To perform a raised heel squat, you need to elevate your heels using platforms or weight plates. Place the barbell behind your head, supported by your traps and shoulders. Stand with feet hip-width apart, toes slightly turned out, and maintain an upright torso. Push your hips back, bend your knees, and lower down until your thighs are parallel to the ground. Pause briefly and then push through your heels to return to the starting position.
Which muscles are activated in a raised heel squat?
The primary muscles targeted in a raised heel squat are the quadriceps and glutes, with the quads being the primary movers. Supporting muscles involved in stabilization during the squat include the hamstrings, low back, spinal erectors, calves, abs, obliques, and traps.
What are the benefits of raised heel squats?
Raised heel squats offer several benefits, including improved squat depth, increased activation of the quads, and reduced stress on the lower back. By elevating the heels, individuals with tight calves can achieve a full range of motion in their squats. This exercise targets the medial oblique muscle in the quads, which is important for overall leg development.

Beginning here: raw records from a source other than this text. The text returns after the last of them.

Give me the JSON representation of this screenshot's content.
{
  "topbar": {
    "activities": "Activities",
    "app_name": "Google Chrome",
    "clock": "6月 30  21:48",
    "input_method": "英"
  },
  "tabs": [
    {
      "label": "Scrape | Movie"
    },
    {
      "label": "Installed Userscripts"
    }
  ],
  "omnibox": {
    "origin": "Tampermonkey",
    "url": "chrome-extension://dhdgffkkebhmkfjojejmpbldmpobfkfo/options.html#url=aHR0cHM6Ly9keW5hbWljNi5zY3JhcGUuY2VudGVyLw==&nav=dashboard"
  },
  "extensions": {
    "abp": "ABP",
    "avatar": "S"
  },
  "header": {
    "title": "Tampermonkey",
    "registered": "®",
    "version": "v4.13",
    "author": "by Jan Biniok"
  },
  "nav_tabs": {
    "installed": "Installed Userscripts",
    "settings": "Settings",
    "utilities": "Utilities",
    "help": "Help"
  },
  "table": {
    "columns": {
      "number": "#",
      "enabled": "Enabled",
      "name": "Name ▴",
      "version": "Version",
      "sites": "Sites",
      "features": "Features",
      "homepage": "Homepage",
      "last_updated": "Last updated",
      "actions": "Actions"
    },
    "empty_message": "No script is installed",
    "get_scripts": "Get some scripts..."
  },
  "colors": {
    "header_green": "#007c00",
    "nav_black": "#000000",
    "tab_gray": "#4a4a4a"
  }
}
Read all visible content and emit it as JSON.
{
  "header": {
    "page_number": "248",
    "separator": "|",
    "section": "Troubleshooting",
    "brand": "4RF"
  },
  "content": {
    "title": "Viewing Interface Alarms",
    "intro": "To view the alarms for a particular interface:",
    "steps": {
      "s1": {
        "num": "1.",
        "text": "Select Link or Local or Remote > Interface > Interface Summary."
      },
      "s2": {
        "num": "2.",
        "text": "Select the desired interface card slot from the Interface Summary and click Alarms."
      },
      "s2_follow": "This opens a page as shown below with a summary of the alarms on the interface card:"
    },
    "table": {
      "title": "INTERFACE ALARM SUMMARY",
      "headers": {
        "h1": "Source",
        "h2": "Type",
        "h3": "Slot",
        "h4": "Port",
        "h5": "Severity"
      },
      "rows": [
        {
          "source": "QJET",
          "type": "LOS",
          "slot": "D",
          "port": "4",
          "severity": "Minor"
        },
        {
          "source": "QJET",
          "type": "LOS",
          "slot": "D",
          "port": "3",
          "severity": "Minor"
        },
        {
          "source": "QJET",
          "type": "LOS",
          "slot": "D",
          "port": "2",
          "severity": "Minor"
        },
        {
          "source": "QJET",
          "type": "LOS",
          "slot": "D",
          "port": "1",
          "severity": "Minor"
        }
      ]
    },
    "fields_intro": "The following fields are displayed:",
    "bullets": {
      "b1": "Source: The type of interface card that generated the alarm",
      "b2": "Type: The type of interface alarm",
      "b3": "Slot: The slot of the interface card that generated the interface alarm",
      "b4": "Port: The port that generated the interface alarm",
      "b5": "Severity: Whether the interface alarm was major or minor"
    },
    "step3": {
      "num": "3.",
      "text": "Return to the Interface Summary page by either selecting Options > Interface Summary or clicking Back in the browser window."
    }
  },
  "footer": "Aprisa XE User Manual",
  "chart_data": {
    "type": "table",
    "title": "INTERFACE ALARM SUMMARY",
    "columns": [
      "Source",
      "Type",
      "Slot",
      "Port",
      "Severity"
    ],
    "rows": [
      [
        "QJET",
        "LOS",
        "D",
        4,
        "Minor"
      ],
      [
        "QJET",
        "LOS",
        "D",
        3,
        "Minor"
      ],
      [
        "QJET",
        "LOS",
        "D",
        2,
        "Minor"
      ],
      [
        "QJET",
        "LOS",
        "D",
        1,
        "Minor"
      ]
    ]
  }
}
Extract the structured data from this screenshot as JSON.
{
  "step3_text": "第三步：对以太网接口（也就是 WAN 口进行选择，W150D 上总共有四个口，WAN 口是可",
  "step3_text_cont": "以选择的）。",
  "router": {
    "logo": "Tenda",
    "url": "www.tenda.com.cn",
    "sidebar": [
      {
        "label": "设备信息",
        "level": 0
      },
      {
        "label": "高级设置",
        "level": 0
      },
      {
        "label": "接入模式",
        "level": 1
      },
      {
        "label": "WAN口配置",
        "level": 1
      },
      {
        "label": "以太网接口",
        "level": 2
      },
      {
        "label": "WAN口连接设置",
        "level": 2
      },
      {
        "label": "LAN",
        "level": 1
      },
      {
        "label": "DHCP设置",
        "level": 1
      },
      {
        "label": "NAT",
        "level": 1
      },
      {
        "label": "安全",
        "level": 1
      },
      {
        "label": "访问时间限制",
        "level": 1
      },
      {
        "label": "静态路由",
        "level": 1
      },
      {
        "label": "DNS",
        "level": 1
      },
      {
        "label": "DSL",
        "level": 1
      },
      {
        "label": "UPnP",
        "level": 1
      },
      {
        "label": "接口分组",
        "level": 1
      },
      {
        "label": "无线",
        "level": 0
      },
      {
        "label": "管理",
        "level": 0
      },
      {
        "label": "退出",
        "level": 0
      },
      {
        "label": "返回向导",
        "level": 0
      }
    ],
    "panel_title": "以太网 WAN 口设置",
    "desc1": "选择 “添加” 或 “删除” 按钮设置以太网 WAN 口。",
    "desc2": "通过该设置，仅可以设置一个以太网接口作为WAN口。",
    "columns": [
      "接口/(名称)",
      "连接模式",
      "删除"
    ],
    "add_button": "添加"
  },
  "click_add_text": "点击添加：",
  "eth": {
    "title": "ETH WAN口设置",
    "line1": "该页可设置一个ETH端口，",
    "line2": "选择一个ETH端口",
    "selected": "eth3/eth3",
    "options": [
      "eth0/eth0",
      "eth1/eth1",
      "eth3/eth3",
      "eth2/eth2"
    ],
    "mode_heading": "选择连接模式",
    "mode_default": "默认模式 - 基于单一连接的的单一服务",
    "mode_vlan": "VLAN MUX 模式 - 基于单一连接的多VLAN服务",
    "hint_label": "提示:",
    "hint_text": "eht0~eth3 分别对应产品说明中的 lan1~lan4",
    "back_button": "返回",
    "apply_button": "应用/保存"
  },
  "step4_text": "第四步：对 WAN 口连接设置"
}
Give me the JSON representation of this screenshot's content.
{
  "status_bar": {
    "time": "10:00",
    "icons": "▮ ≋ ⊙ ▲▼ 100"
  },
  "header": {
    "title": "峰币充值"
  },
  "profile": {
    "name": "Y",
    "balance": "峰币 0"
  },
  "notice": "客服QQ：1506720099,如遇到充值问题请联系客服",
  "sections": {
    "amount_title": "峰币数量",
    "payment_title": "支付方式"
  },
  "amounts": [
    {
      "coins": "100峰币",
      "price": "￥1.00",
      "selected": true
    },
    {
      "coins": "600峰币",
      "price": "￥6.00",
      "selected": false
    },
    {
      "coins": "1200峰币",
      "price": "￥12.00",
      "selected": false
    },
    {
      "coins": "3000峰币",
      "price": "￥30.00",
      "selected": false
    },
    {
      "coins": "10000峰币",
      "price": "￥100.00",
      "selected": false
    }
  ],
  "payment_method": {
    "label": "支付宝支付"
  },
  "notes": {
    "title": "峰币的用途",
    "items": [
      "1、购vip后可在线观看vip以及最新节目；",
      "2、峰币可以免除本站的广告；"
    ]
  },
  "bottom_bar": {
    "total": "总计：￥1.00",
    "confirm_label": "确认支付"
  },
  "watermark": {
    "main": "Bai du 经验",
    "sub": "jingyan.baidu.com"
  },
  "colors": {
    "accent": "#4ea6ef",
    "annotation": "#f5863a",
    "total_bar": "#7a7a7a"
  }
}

What are the disadvantages and challenges of raised heel squats?
One major disadvantage of raised heel squats is the increased stress on the knee joints, which can be problematic for individuals with weak knees or limited knee stabilization. Additionally, raised heel squats shift some of the focus away from the posterior chain, which may not be ideal for individuals looking to target their glutes and hamstrings.
Who should consider incorporating raised heel squats into their workout routine?
Raised heel squats are suitable for a wide range of individuals, including beginners and experienced weightlifters. They can benefit those looking to improve quad muscle and strength development, individuals with limited ankle flexibility, powerlifters, and functional fitness athletes.
How do you perform a heels-elevated goblet squat?
To perform a heels-elevated goblet squat, elevate your heels using weight plates or a slant board. Hold a dumbbell or kettlebell in front of your torso and squat down as low as possible while keeping your torso upright. This variation of the squat primarily targets the quads and can be beneficial for individuals with lower-body mobility limitations.
What are the recommended sets and reps for heels-elevated goblet squats?
When programming heels-elevated goblet squats, it is useful to start with lighter weights and fewer sets for beginners. As individuals progress, they can increase the number of sets and reps for higher volume training. The specific recommendations for sets and reps will depend on individual goals and experience levels.
What should I take into account when doing raised heel squats?
When performing raised heel squats, it is important to consider the potential challenges and limitations, such as increased knee stress. It is recommended to focus on proper form and to adjust the range of motion and weight based on individual capabilities and goals.